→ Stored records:

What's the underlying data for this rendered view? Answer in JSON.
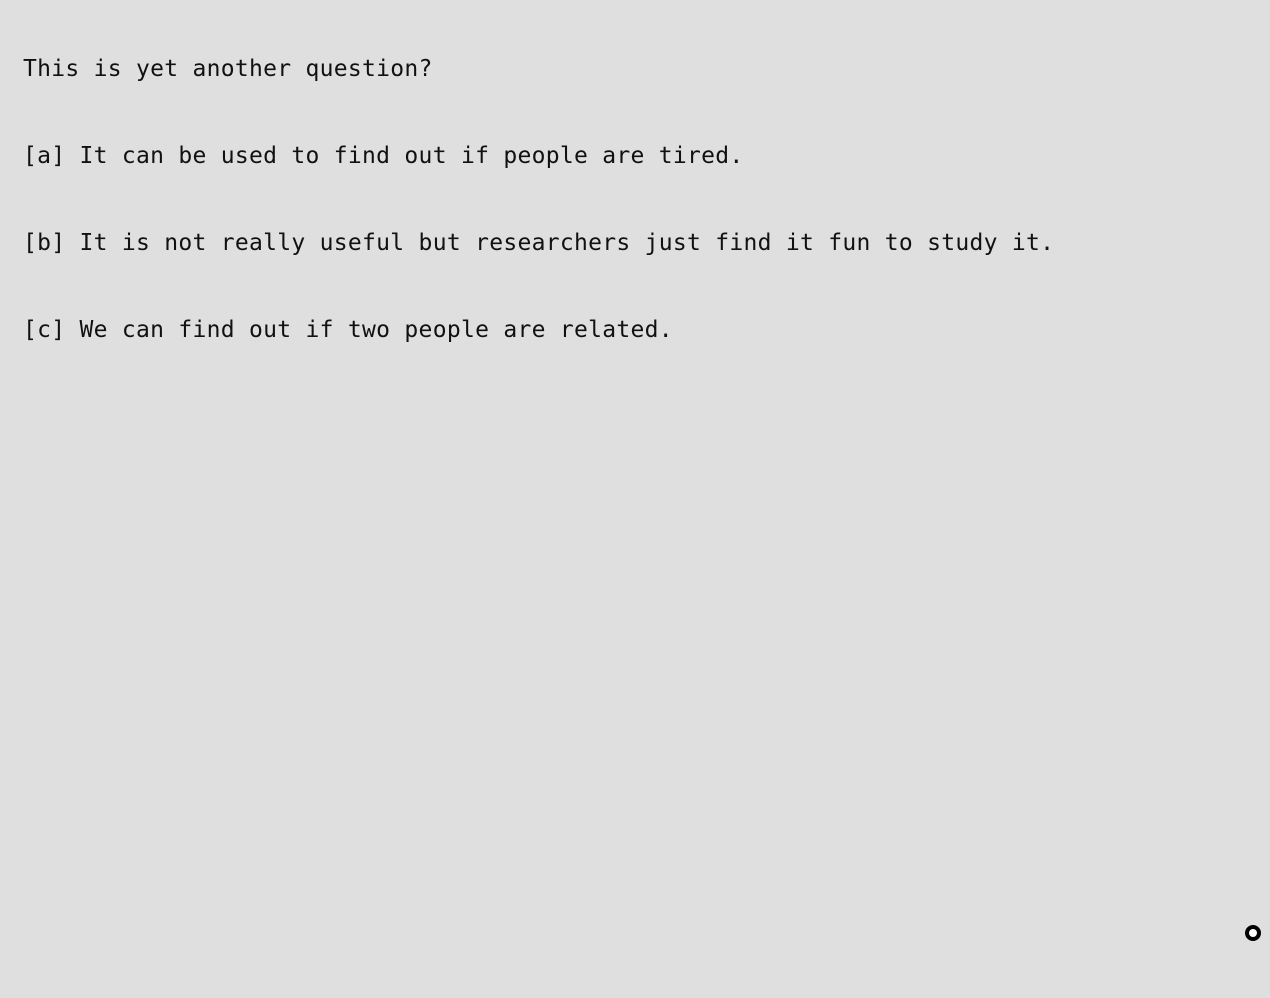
{
  "question": {
    "text": "This is yet another question?"
  },
  "options": [
    {
      "key": "a",
      "label": "[a] It can be used to find out if people are tired."
    },
    {
      "key": "b",
      "label": "[b] It is not really useful but researchers just find it fun to study it."
    },
    {
      "key": "c",
      "label": "[c] We can find out if two people are related."
    }
  ],
  "indicator": {
    "icon": "ring-target-icon"
  },
  "colors": {
    "background": "#dfdfdf",
    "text": "#111111",
    "indicator": "#000000"
  }
}
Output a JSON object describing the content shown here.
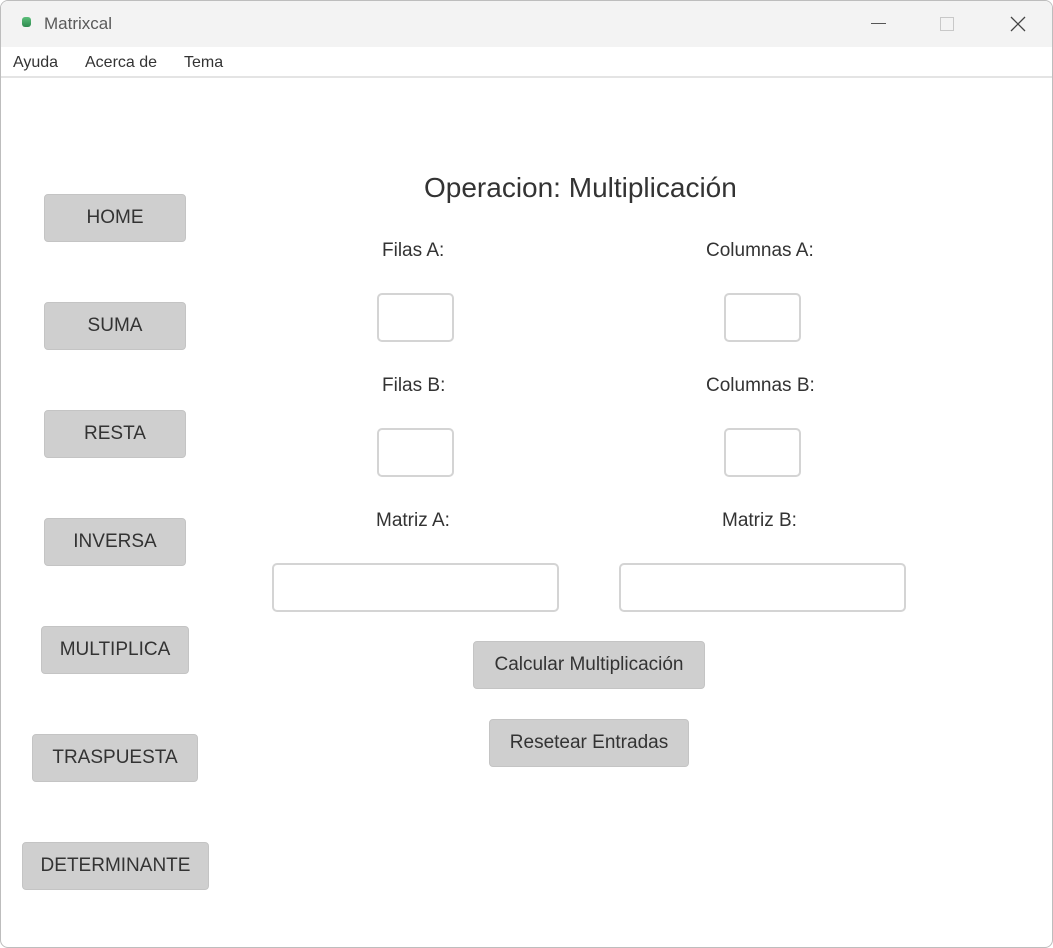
{
  "window": {
    "title": "Matrixcal"
  },
  "menu": {
    "items": [
      "Ayuda",
      "Acerca de",
      "Tema"
    ]
  },
  "sidebar": {
    "buttons": [
      "HOME",
      "SUMA",
      "RESTA",
      "INVERSA",
      "MULTIPLICA",
      "TRASPUESTA",
      "DETERMINANTE"
    ]
  },
  "main": {
    "heading": "Operacion: Multiplicación",
    "filas_a_label": "Filas A:",
    "columnas_a_label": "Columnas A:",
    "filas_b_label": "Filas B:",
    "columnas_b_label": "Columnas B:",
    "matriz_a_label": "Matriz A:",
    "matriz_b_label": "Matriz B:",
    "filas_a_value": "",
    "columnas_a_value": "",
    "filas_b_value": "",
    "columnas_b_value": "",
    "matriz_a_value": "",
    "matriz_b_value": "",
    "calcular_label": "Calcular Multiplicación",
    "resetear_label": "Resetear Entradas"
  },
  "colors": {
    "button_bg": "#cfcfcf",
    "titlebar_bg": "#f3f3f3",
    "text": "#333333"
  }
}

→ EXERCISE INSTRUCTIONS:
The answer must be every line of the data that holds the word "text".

→ COMPLETED TASK:
    "text": "This is yet another question?"
    "text": "#111111",
    "text": "#333333"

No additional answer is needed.